“It started when I was younger, establishing a work ethic,” Greenberg said. “I followed my older brother and he pushed me. I wouldn’t be who I’d be today without him. When I was little, we always played 1-on-1 and he let me play with his older friends, which showed me I wasn’t good enough yet. When he was done playing, he was still around here. Every day we would come in here and we would do game shots, where he would guard me.
“He told me where I’d get my shots from just by watching me in a game. It was all about game shots. It’s all about working hard. You have to work hard because there could be another player another state away working harder. You never can work hard enough.”
His ability to attack the rim is also special. He’s not super tall or muscular, although he is a strongly built young man. He goes to the basket with force, not shying away from contact, chin pointed forward, daring the opposition to deny him.

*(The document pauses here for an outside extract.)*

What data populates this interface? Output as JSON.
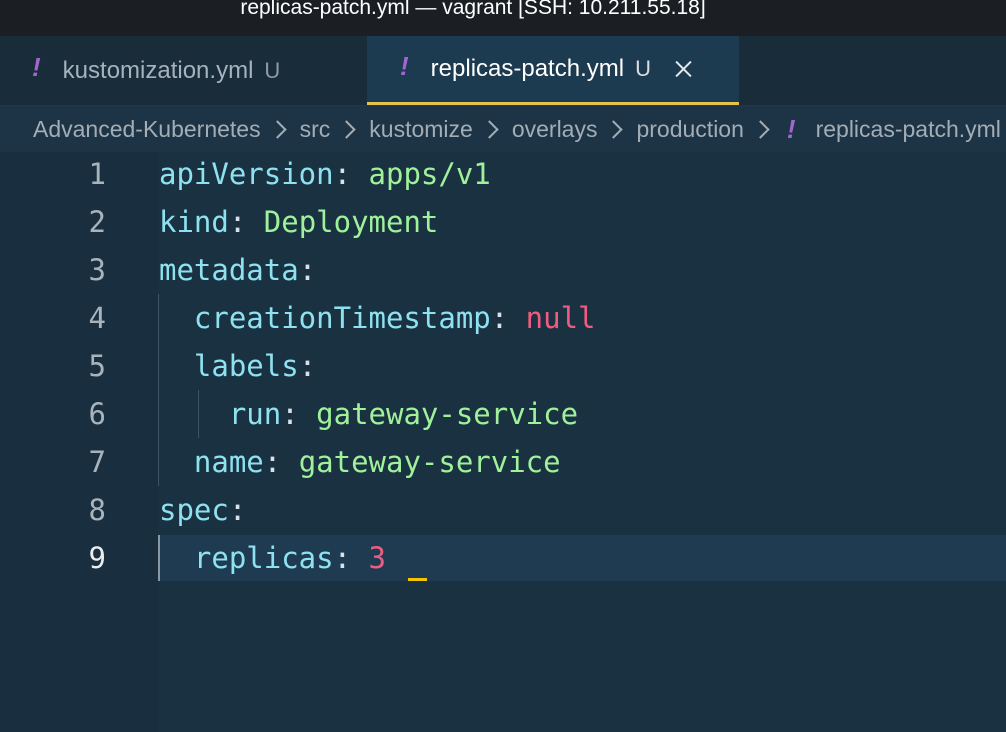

“It’s from when I was younger and playing with older people,” Greenberg said. “Honestly, I was young and a chubby, fat, young kid and I would play with my brother and his friends. They taught me I had to be tough. They are going to knock you down and you have to get back up. I definitely chose it (to be tough).
“I’ve had so many (hard hits) I am so used to it by now, I can’t remember when the first one was. When I was little we had a basketball court in our backyard and it was concrete so it was probably one of those.”
Brown said that Greenberg is one of a dying breed in terms of a guard that will attack the rim violently like he does.
“Nowadays you have so many guys fading away from the contact either because they are scared of the contact or they are scared to go to the line and shoot the free throws,” Brown said. “He’s fearless. Eighty percent of the time he goes to the rim they don’t call fouls. A lot of times they don’t call fouls because they are so used to him getting contact. They are sick and tired of calling it.”
“There is usually contact on every (drive),” Greenberg said. “(Brown) tells me all the time not to worry about what the refs says.”
Greenberg’s basketball career may not end after this season, which he hopes to take the Spires to the NAIA national tournament.
“That’s always been my dream,” Greenberg said. “I am not worrying about it now, but when the season is over I will sit down and see my options.”
It is likely Greenberg could entertain a number of opportunities to play professionally somewhere in the world once his USM days end.
“I am having fun, we have a great group of guys that love each other and play for each other,” Greenberg said. “I am not going to be in college anymore. I am glad it was this group. Without the teammates I’ve had for four years and my coaches, none of this is possible. I thank them and all of my former teammates and coaches. It definitely feels good doing it with this group. They don’t care who shoots the ball. It’s all about winning.
“Without my teammates, coaches, friends, family supporting me and pushing me, I wouldn’t be where I am today. It’s because of them.”